Since I was 14 I have had a good relationship with diabetes. I have my moments, but overall I have been very thankful that of all the illnesses out there, I was afflicted with one that forces me to eat healthy and do the things that EVEYONE should do to live long and healthy lives. As I have grown older, I became conscious of the importance diabetes played in my daily life, but it didn’t run my life. Well, actually diabetes had a lot more control of my life until I got an insulin pump (more on my very strong opinions about the pump later).
I rarely went to support groups, because the one or two I attended were filled with a lot of complaining, worry, suffering and misery. I didn’t need that. They were also filled with people who had been living with diabetes for 30 + years and they were experiencing complications I really didn’t want to hear about as a teenager.

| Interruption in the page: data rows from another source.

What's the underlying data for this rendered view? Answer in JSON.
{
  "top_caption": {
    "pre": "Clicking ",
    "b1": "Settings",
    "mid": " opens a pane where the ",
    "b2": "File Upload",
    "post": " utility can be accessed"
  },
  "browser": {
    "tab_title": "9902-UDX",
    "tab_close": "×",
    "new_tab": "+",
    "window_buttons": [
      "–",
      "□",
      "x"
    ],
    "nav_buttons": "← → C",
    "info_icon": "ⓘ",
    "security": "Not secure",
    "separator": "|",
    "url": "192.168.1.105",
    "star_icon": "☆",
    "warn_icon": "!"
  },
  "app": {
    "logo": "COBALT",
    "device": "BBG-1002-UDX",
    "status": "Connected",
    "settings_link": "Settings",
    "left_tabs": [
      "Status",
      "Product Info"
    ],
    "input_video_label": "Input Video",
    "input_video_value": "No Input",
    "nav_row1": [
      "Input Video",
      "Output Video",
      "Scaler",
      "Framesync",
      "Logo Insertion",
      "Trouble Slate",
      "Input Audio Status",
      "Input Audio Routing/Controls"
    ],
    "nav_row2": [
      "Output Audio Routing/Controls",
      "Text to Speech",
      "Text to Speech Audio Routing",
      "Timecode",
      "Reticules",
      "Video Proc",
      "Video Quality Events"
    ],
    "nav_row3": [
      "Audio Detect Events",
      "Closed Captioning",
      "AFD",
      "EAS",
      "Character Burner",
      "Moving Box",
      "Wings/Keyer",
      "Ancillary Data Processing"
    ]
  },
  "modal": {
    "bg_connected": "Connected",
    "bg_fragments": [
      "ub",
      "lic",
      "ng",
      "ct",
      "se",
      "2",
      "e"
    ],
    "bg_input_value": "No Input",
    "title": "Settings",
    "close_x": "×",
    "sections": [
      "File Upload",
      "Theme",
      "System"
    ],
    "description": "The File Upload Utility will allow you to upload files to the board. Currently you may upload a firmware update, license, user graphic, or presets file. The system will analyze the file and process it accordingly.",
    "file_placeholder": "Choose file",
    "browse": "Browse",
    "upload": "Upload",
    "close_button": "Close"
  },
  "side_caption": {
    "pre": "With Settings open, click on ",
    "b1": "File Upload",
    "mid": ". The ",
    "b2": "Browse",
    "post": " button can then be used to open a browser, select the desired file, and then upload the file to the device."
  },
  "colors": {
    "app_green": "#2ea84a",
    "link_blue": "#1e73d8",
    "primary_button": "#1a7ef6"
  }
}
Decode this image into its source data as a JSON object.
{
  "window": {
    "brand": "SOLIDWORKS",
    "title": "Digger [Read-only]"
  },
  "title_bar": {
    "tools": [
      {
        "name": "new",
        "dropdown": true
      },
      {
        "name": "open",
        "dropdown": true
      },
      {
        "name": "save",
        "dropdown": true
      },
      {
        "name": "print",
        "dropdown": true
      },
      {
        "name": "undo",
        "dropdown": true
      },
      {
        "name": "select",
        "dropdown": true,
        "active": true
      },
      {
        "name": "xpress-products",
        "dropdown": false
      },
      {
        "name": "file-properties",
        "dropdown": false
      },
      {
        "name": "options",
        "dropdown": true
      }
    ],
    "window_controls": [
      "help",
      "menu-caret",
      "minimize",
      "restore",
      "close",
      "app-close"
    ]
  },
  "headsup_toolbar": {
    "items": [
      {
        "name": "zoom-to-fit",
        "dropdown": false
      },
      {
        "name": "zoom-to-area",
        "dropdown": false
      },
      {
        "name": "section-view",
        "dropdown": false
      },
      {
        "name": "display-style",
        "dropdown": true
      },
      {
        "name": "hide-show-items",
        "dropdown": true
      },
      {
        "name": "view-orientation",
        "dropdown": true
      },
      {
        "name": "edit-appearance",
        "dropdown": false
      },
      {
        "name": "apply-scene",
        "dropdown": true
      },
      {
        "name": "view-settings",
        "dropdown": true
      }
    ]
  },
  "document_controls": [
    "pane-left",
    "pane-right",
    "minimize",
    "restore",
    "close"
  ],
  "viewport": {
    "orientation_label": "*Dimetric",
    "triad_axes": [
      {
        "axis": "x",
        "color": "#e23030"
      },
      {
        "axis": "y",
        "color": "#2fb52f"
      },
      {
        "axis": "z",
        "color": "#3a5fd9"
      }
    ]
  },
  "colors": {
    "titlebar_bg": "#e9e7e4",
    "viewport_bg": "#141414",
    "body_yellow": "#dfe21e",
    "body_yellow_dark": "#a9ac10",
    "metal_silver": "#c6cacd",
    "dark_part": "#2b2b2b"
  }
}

In college, I was fed up with having no one around me who understood my daily issues, so I started a support group for 18 – 35 year olds in Austin, Texas; the majority of us were in our twenties. We talked about how we handled going to parties, making sure our friends kept an eye on us. We also discussed dealing with low blood sugars when no one has your back; your room mate is a total slacker or never around and you are left stumbling to the fridge for OJ hoping you don’t pass out on the way.
As the mother of a child with diabetes, I have constantly had to adjust my expectations of our life and of myself. I have lived my life before baby with a “good is good enough” mentality around my own diabetes, but this is my child we're talking about. She is small, sweet and innocent; how can this be happening to us? But trial and error have helped me find that there is no one in the world who can care for my child better than me. No endocrinologist, no nurse--even her diabetes educator can’t be more in tuned with her than I am. I worked to understand what our challenges are and I can see that diabetes isn’t the end of her life; it is part of who she is and part of who we are as a family.
My daughter is six and a half. She wears a Medtronic Minimed Pump; she has since the first month of diagnosis and she knows how to use it. She loves to count her carbs and show off her math skills; she independently takes her insulin after she finishes a meal and has checked with me to confirm her math. She loves to “guess how many carbs” are in things and takes a good deal of pride in not needing help. This skill and comfort with her role in managing diabetes has made trips to day camp, play dates with friends and sleep overs much easier, but that challenge was never hers, it was mine.
In future posts I’ll write about how a life with diabetes can be a life of balance. I'll also fill you in on my new Navigator Co-Pilot software.
Photo by Leslie LeCornu © 2006